I know that the first Shabbos immediately following Pesach is what is known as Key Challah week, aka, schlissel challahs. What is this minhag all about? Doesn’t Hashem decree what we will make for the whole year on Rosh Hashana?
The minhag to bake schlissel challah for the first Shabbos after Pesach is a long-standing one. To quote the Sefer HaTodah by R’ Eliyahu Kitov: “The Shabbat after Pesach when we announce the coming of Iyar some…have the custom to make challah in the form of a key and to sprinkle it with sesame seeds. This is to remind us of the Mahn that fell in the desert and began falling in the month of Iyar; it also symbolizes that the ‘key’ to our parnossa (livelihood) is in Hashem’s hands. We pray that Hashem will open up his store of treasures and shower us with abundance.”
Sesame seeds are used to depict mahn as they are small and white as it says about the mahn, “they were like small seeds, white, and [tasted] as if they were dipped in honey.”
As for what is decreed on Rosh Hashana…a Jew always can use more bracha. We all want to pray that our parnossa comes through an easy and normal way, with no undue stress and hardship, so the extra tefillohs and brachos can only help.
I also interviewed Rebbetzin Sara Meisels (of Bobov) about this minhag and she had an additional background story to tell me about it:
There’s a beautiful story about the Maharal M’Prague that happened during the time that Klal Yisroel were persecuted relentlessly by non Jews with blood libels, r’l. After Lail Haseder, the Maharal was sitting and learning in his room at home; the key to the shul was with him, hung up in its place on the wall. The key suddenly fell to the ground. He picked it up and put it back on the hook. After it was hung up, it fell again. He picked it up once more. And then it fell a third time. This time he realized that Shomayaim was trying to tell him something, so he went to check the shul. When he got there, he saw that the paroches was moved out of place. He opened the Aron Kodesh and saw, hidden inside the Aron, what looked like a bottle of wine. After opening it he realized it was a bottle of blood; the non Jews were trying to set up a blood libel against them! Quickly, he pulled out the bottle, poured out the blood and rinsed it. He then poured wine inside instead.
The next morning the goyim burst into shul with the police, yelling and screaming. They went straight to the Aron Kodesh – obviously they knew where to go – and pulled out the bottle. The kehilla was very frightened but the Maharal was calm as he watched what happened next…the police opened it up and smelled it and it was only wine! They got very angry at the perpetrators and threw them in jail. Miraculously, the entire kehillah was saved. It was a huge hatzalah for the whole Jewish community.

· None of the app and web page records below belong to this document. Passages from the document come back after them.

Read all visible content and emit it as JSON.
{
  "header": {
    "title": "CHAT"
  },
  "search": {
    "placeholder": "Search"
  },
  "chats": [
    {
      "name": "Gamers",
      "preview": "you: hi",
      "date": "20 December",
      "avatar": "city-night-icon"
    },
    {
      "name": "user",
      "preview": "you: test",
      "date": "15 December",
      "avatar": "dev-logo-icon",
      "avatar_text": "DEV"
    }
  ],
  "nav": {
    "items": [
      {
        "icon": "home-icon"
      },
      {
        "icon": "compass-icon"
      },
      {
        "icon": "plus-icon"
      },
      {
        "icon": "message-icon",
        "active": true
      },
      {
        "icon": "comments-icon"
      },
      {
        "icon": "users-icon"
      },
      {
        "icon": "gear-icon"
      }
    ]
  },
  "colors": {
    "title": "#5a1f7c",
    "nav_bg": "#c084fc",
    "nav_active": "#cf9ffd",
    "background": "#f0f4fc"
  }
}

Afterwards the Maharal wanted to do something to commemorate this special miracle. He knew that everyone bakes challah right after Pesach – especially in those years they had no other food besides the bread they made themselves – so he told his Rebbetzin to bake the challahs for that week, in the shape of a key. Afterwards, it became part of Klal Yisroel and their Kehilla for every generation. We also know that these ‘key challahs” symbolize the key to parnossa, as the Sefer Hatodah mentions.

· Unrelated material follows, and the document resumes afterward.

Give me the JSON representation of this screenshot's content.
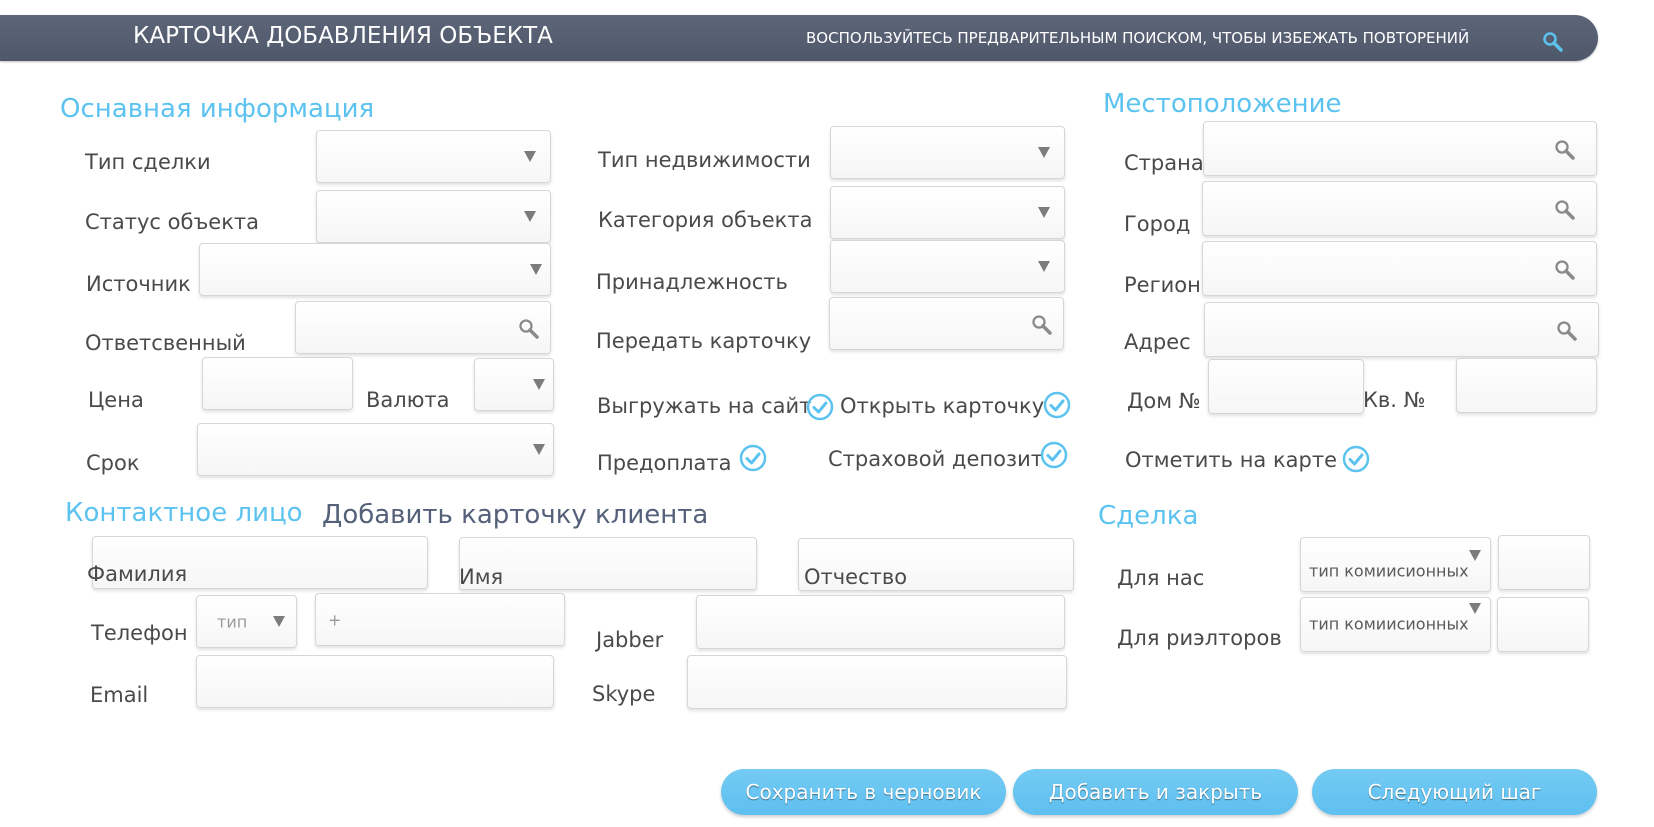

So since nearly all of us want blessing for a good parnossa, we usually find a way to push ourselves to get those challahs done somehow, even after all the work of Pesach has just finished. I know of someone who would make extras and give it out to some of her neighbors to wish them a blessed year filled with parnossa tova…